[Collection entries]
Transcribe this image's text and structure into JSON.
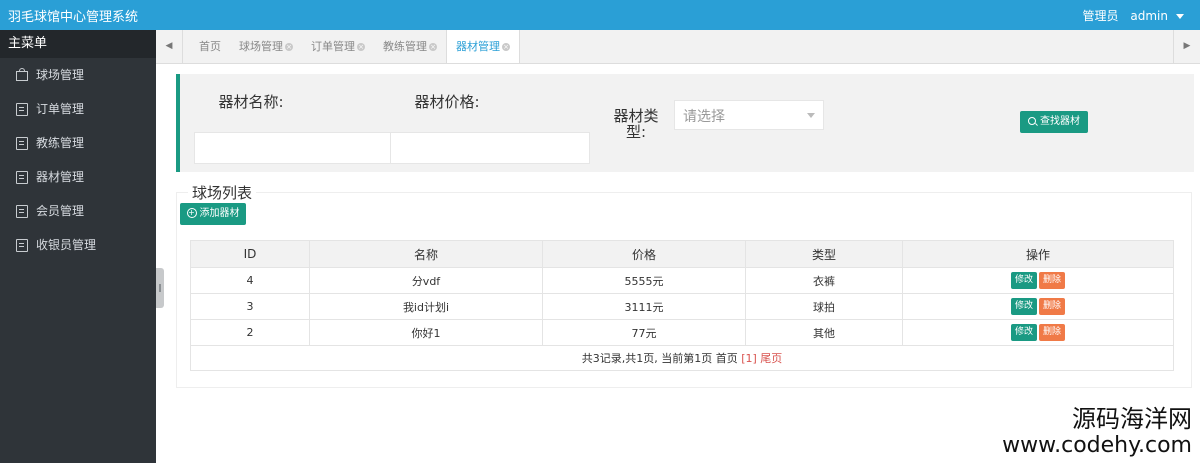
{
  "header": {
    "title": "羽毛球馆中心管理系统",
    "role": "管理员",
    "user": "admin"
  },
  "sidebar": {
    "heading": "主菜单",
    "items": [
      {
        "label": "球场管理",
        "icon": "bag-icon"
      },
      {
        "label": "订单管理",
        "icon": "document-icon"
      },
      {
        "label": "教练管理",
        "icon": "document-icon"
      },
      {
        "label": "器材管理",
        "icon": "document-icon"
      },
      {
        "label": "会员管理",
        "icon": "document-icon"
      },
      {
        "label": "收银员管理",
        "icon": "document-icon"
      }
    ]
  },
  "tabs": {
    "left_arrow": "◀",
    "right_arrow": "▶",
    "items": [
      {
        "label": "首页",
        "closable": false
      },
      {
        "label": "球场管理",
        "closable": true
      },
      {
        "label": "订单管理",
        "closable": true
      },
      {
        "label": "教练管理",
        "closable": true
      },
      {
        "label": "器材管理",
        "closable": true,
        "active": true
      }
    ]
  },
  "search": {
    "name_label": "器材名称:",
    "name_value": "",
    "price_label": "器材价格:",
    "price_value": "",
    "type_label": "器材类型:",
    "type_placeholder": "请选择",
    "search_button": "查找器材"
  },
  "list": {
    "legend": "球场列表",
    "add_button": "添加器材",
    "columns": [
      "ID",
      "名称",
      "价格",
      "类型",
      "操作"
    ],
    "rows": [
      {
        "id": "4",
        "name": "分vdf",
        "price": "5555元",
        "type": "衣裤"
      },
      {
        "id": "3",
        "name": "我id计划i",
        "price": "3111元",
        "type": "球拍"
      },
      {
        "id": "2",
        "name": "你好1",
        "price": "77元",
        "type": "其他"
      }
    ],
    "edit_label": "修改",
    "delete_label": "删除",
    "pager": {
      "summary": "共3记录,共1页, 当前第1页",
      "first": "首页",
      "current": "[1]",
      "last": "尾页"
    }
  },
  "watermark": {
    "line1": "源码海洋网",
    "line2": "www.codehy.com"
  },
  "colors": {
    "header": "#2a9fd6",
    "sidebar": "#2f3439",
    "accent": "#1a9a83",
    "danger": "#f07a47"
  }
}
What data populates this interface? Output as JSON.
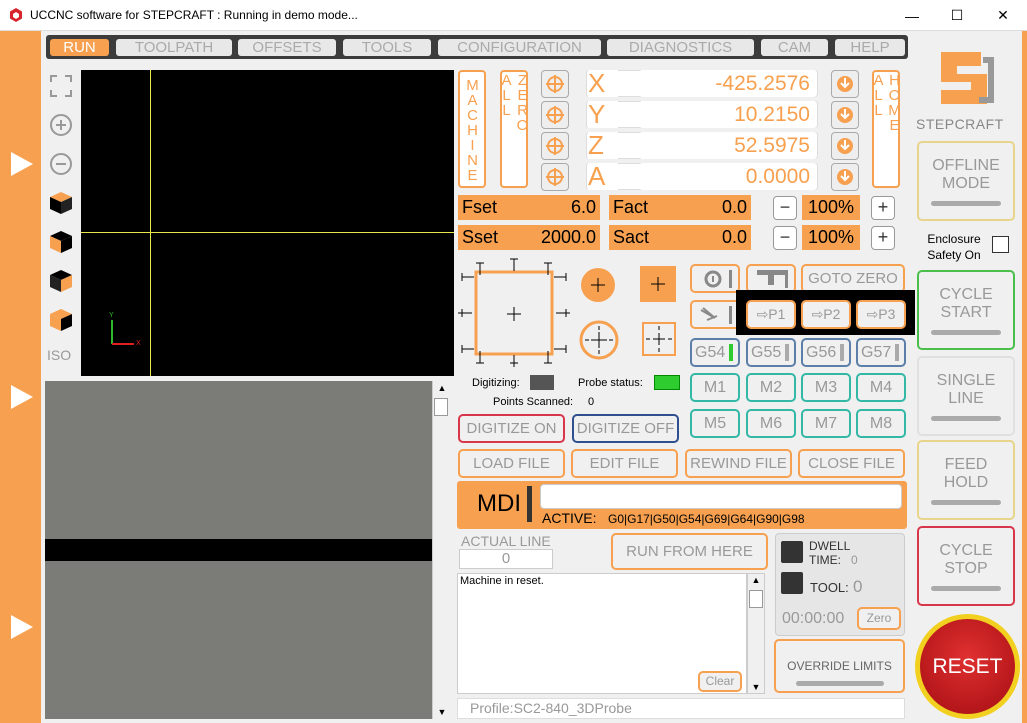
{
  "window": {
    "title": "UCCNC software for STEPCRAFT : Running in demo mode...",
    "minimize": "—",
    "maximize": "☐",
    "close": "✕"
  },
  "menu": [
    "RUN",
    "TOOLPATH",
    "OFFSETS",
    "TOOLS",
    "CONFIGURATION",
    "DIAGNOSTICS",
    "CAM",
    "HELP"
  ],
  "viewer": {
    "iso_label": "ISO",
    "axis_y": "Y",
    "axis_x": "X"
  },
  "dro": {
    "machine": "MACHINE",
    "zero_all": "ZERO ALL",
    "home_all": "HOME ALL",
    "axes": [
      {
        "name": "X",
        "value": "-425.2576"
      },
      {
        "name": "Y",
        "value": "10.2150"
      },
      {
        "name": "Z",
        "value": "52.5975"
      },
      {
        "name": "A",
        "value": "0.0000"
      }
    ]
  },
  "feed": {
    "fset_label": "Fset",
    "fset": "6.0",
    "fact_label": "Fact",
    "fact": "0.0",
    "sset_label": "Sset",
    "sset": "2000.0",
    "sact_label": "Sact",
    "sact": "0.0",
    "feed_pct": "100%",
    "spindle_pct": "100%",
    "minus": "−",
    "plus": "+"
  },
  "probe": {
    "digitizing": "Digitizing:",
    "probe_status": "Probe status:",
    "points_scanned": "Points Scanned:",
    "points": "0",
    "digitize_on": "DIGITIZE ON",
    "digitize_off": "DIGITIZE OFF"
  },
  "goto_zero": "GOTO ZERO",
  "positions": [
    "P1",
    "P2",
    "P3"
  ],
  "work_offsets": [
    "G54",
    "G55",
    "G56",
    "G57"
  ],
  "macros": [
    "M1",
    "M2",
    "M3",
    "M4",
    "M5",
    "M6",
    "M7",
    "M8"
  ],
  "file": {
    "load": "LOAD FILE",
    "edit": "EDIT FILE",
    "rewind": "REWIND FILE",
    "close": "CLOSE FILE"
  },
  "mdi": {
    "label": "MDI",
    "active_label": "ACTIVE:",
    "active": "G0|G17|G50|G54|G69|G64|G90|G98",
    "input": ""
  },
  "actual_line": {
    "label": "ACTUAL LINE",
    "value": "0"
  },
  "run_from_here": "RUN FROM HERE",
  "status": {
    "dwell": "DWELL",
    "dwell_time": "TIME:",
    "dwell_value": "0",
    "tool": "TOOL:",
    "tool_value": "0",
    "timer": "00:00:00",
    "zero": "Zero"
  },
  "console": {
    "message": "Machine in reset.",
    "clear": "Clear"
  },
  "profile": "Profile:SC2-840_3DProbe",
  "override_limits": "OVERRIDE LIMITS",
  "right": {
    "brand": "STEPCRAFT",
    "offline": "OFFLINE MODE",
    "enclosure": "Enclosure Safety On",
    "cycle_start": "CYCLE START",
    "single_line": "SINGLE LINE",
    "feed_hold": "FEED HOLD",
    "cycle_stop": "CYCLE STOP",
    "reset": "RESET"
  },
  "colors": {
    "accent": "#F7A04F",
    "reset_red": "#c0161b",
    "cycle_start_green": "#4bbf4b",
    "cycle_stop_red": "#d8374b"
  }
}
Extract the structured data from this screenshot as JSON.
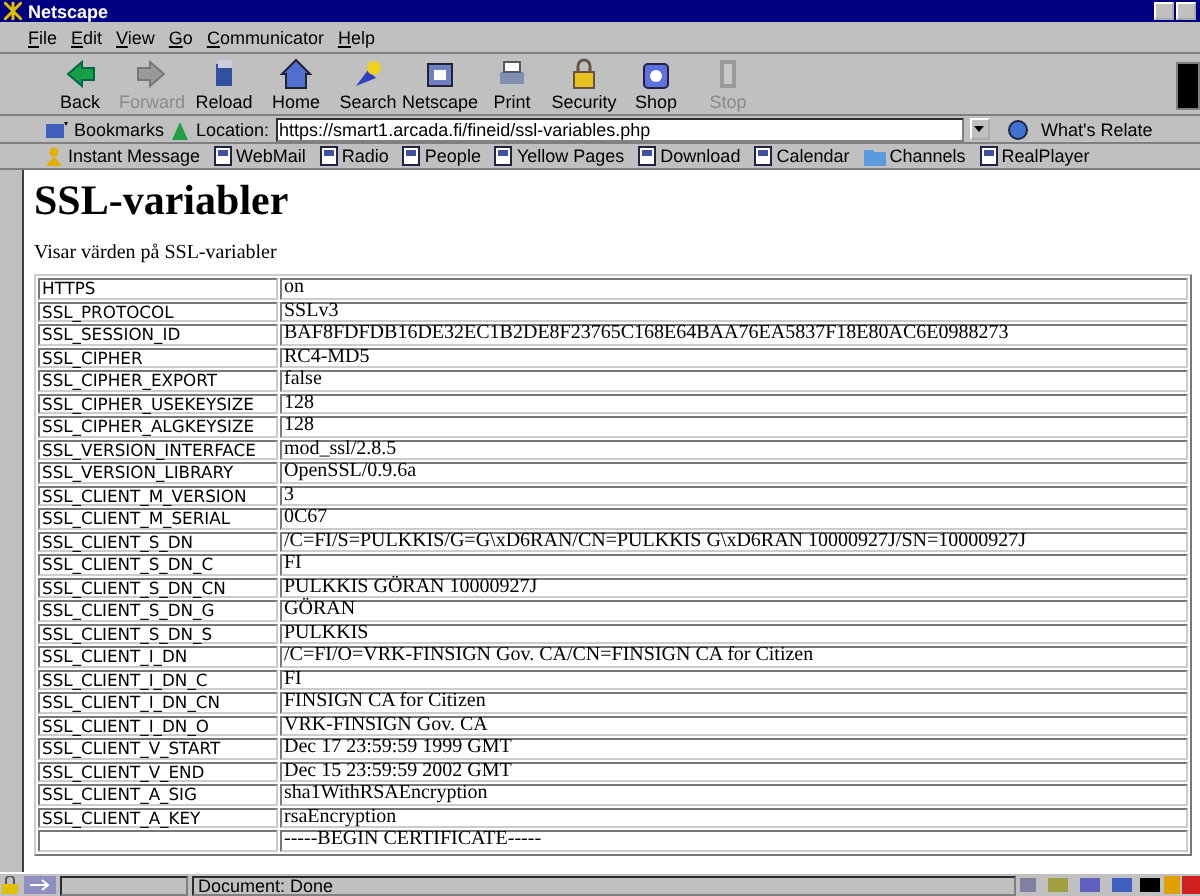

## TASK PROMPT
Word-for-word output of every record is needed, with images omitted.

## SOLVED PROBLEM
Transcribe this image's text and structure into JSON.
{
  "header": {
    "title": "羽毛球馆中心管理系统",
    "role": "管理员",
    "user": "admin"
  },
  "sidebar": {
    "heading": "主菜单",
    "items": [
      {
        "label": "球场管理",
        "icon": "bag-icon"
      },
      {
        "label": "订单管理",
        "icon": "document-icon"
      },
      {
        "label": "教练管理",
        "icon": "document-icon"
      },
      {
        "label": "器材管理",
        "icon": "document-icon"
      },
      {
        "label": "会员管理",
        "icon": "document-icon"
      },
      {
        "label": "收银员管理",
        "icon": "document-icon"
      }
    ]
  },
  "tabs": {
    "left_arrow": "◀",
    "right_arrow": "▶",
    "items": [
      {
        "label": "首页",
        "closable": false
      },
      {
        "label": "球场管理",
        "closable": true
      },
      {
        "label": "订单管理",
        "closable": true
      },
      {
        "label": "教练管理",
        "closable": true
      },
      {
        "label": "器材管理",
        "closable": true,
        "active": true
      }
    ]
  },
  "search": {
    "name_label": "器材名称:",
    "name_value": "",
    "price_label": "器材价格:",
    "price_value": "",
    "type_label": "器材类型:",
    "type_placeholder": "请选择",
    "search_button": "查找器材"
  },
  "list": {
    "legend": "球场列表",
    "add_button": "添加器材",
    "columns": [
      "ID",
      "名称",
      "价格",
      "类型",
      "操作"
    ],
    "rows": [
      {
        "id": "4",
        "name": "分vdf",
        "price": "5555元",
        "type": "衣裤"
      },
      {
        "id": "3",
        "name": "我id计划i",
        "price": "3111元",
        "type": "球拍"
      },
      {
        "id": "2",
        "name": "你好1",
        "price": "77元",
        "type": "其他"
      }
    ],
    "edit_label": "修改",
    "delete_label": "删除",
    "pager": {
      "summary": "共3记录,共1页, 当前第1页",
      "first": "首页",
      "current": "[1]",
      "last": "尾页"
    }
  },
  "watermark": {
    "line1": "源码海洋网",
    "line2": "www.codehy.com"
  },
  "colors": {
    "header": "#2a9fd6",
    "sidebar": "#2f3439",
    "accent": "#1a9a83",
    "danger": "#f07a47"
  }
}
What data populates this interface? Output as JSON.
{
  "window": {
    "title": "UCCNC software for STEPCRAFT : Running in demo mode...",
    "minimize": "—",
    "maximize": "☐",
    "close": "✕"
  },
  "menu": [
    "RUN",
    "TOOLPATH",
    "OFFSETS",
    "TOOLS",
    "CONFIGURATION",
    "DIAGNOSTICS",
    "CAM",
    "HELP"
  ],
  "viewer": {
    "iso_label": "ISO",
    "axis_y": "Y",
    "axis_x": "X"
  },
  "dro": {
    "machine": "MACHINE",
    "zero_all": "ZERO ALL",
    "home_all": "HOME ALL",
    "axes": [
      {
        "name": "X",
        "value": "-425.2576"
      },
      {
        "name": "Y",
        "value": "10.2150"
      },
      {
        "name": "Z",
        "value": "52.5975"
      },
      {
        "name": "A",
        "value": "0.0000"
      }
    ]
  },
  "feed": {
    "fset_label": "Fset",
    "fset": "6.0",
    "fact_label": "Fact",
    "fact": "0.0",
    "sset_label": "Sset",
    "sset": "2000.0",
    "sact_label": "Sact",
    "sact": "0.0",
    "feed_pct": "100%",
    "spindle_pct": "100%",
    "minus": "−",
    "plus": "+"
  },
  "probe": {
    "digitizing": "Digitizing:",
    "probe_status": "Probe status:",
    "points_scanned": "Points Scanned:",
    "points": "0",
    "digitize_on": "DIGITIZE ON",
    "digitize_off": "DIGITIZE OFF"
  },
  "goto_zero": "GOTO ZERO",
  "positions": [
    "P1",
    "P2",
    "P3"
  ],
  "work_offsets": [
    "G54",
    "G55",
    "G56",
    "G57"
  ],
  "macros": [
    "M1",
    "M2",
    "M3",
    "M4",
    "M5",
    "M6",
    "M7",
    "M8"
  ],
  "file": {
    "load": "LOAD FILE",
    "edit": "EDIT FILE",
    "rewind": "REWIND FILE",
    "close": "CLOSE FILE"
  },
  "mdi": {
    "label": "MDI",
    "active_label": "ACTIVE:",
    "active": "G0|G17|G50|G54|G69|G64|G90|G98",
    "input": ""
  },
  "actual_line": {
    "label": "ACTUAL LINE",
    "value": "0"
  },
  "run_from_here": "RUN FROM HERE",
  "status": {
    "dwell": "DWELL",
    "dwell_time": "TIME:",
    "dwell_value": "0",
    "tool": "TOOL:",
    "tool_value": "0",
    "timer": "00:00:00",
    "zero": "Zero"
  },
  "console": {
    "message": "Machine in reset.",
    "clear": "Clear"
  },
  "profile": "Profile:SC2-840_3DProbe",
  "override_limits": "OVERRIDE LIMITS",
  "right": {
    "brand": "STEPCRAFT",
    "offline": "OFFLINE MODE",
    "enclosure": "Enclosure Safety On",
    "cycle_start": "CYCLE START",
    "single_line": "SINGLE LINE",
    "feed_hold": "FEED HOLD",
    "cycle_stop": "CYCLE STOP",
    "reset": "RESET"
  },
  "colors": {
    "accent": "#F7A04F",
    "reset_red": "#c0161b",
    "cycle_start_green": "#4bbf4b",
    "cycle_stop_red": "#d8374b"
  }
}
Extract the structured data from this screenshot as JSON.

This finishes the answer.